Prompt:
Look through the data below. Pick out the lines holding the string "Black".

Entries from a dataset of interfaces

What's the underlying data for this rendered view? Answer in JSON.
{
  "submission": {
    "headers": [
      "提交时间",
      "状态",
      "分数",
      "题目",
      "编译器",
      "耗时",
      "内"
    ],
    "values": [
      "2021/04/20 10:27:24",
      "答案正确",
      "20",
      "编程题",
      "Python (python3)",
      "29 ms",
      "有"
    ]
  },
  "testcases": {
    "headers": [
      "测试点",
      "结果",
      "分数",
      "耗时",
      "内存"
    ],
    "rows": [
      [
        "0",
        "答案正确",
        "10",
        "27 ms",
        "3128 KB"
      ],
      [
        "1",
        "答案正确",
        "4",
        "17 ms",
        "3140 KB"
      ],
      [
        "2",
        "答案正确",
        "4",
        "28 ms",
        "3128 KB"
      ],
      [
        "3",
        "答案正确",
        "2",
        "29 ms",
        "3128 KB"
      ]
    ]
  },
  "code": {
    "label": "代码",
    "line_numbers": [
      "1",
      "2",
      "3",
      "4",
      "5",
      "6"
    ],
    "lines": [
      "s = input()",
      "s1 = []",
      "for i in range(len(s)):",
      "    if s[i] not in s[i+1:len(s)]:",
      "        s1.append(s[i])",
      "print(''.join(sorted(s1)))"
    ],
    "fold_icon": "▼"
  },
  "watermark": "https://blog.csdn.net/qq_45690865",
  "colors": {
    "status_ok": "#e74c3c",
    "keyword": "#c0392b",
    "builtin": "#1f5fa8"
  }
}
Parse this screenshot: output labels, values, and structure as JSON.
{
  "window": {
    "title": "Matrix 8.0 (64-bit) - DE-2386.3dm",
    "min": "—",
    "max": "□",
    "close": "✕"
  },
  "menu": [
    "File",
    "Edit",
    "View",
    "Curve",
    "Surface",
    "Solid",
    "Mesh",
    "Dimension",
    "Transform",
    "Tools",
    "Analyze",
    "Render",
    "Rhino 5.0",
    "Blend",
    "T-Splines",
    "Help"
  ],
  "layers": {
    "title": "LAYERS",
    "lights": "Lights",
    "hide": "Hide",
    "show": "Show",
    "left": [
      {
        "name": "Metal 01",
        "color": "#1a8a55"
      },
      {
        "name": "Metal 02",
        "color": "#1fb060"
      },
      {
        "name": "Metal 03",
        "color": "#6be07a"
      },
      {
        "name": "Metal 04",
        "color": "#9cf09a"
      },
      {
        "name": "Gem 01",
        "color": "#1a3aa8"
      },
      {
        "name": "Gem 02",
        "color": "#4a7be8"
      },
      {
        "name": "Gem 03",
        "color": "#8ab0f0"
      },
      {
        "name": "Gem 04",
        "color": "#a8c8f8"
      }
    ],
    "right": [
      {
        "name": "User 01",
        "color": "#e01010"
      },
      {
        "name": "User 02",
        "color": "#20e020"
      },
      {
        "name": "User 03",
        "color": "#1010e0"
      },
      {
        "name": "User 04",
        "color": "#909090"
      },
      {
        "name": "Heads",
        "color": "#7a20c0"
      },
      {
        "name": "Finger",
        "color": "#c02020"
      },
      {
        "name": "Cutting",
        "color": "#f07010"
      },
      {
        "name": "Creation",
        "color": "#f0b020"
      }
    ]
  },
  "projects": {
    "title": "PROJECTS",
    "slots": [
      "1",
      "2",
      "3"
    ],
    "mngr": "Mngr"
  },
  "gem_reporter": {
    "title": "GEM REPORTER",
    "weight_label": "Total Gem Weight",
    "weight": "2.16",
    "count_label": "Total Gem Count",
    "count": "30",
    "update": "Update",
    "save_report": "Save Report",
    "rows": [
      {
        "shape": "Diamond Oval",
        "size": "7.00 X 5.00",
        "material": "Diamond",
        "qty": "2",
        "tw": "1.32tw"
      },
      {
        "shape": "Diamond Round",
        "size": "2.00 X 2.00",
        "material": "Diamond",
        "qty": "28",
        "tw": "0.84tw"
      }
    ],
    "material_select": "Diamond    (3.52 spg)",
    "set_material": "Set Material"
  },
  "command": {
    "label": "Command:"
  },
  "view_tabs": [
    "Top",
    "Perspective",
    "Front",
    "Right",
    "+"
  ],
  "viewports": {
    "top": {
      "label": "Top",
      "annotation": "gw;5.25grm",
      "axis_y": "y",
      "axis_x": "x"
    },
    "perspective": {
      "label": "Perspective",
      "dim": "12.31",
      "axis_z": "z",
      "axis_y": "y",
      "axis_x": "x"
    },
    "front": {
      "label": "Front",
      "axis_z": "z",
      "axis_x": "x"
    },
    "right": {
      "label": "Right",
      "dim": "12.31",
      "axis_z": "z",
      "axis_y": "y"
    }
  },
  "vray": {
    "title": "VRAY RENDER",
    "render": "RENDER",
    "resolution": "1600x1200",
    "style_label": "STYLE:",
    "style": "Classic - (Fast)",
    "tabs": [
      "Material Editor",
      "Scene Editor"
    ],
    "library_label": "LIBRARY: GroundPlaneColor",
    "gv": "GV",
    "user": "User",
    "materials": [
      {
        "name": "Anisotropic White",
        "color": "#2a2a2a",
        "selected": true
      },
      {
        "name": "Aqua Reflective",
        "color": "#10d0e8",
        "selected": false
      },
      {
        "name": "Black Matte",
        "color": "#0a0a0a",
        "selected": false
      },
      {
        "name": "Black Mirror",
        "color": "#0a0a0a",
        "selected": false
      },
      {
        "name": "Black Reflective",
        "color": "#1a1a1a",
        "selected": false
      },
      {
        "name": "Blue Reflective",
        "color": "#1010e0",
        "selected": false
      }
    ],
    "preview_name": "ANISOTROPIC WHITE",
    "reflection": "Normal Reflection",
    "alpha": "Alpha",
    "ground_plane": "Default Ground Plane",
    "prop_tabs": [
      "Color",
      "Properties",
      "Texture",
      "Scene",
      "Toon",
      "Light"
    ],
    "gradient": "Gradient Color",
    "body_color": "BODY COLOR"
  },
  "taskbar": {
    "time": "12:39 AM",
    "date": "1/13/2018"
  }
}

Worked solution:
        "name": "Black Matte",
        "name": "Black Mirror",
        "name": "Black Reflective",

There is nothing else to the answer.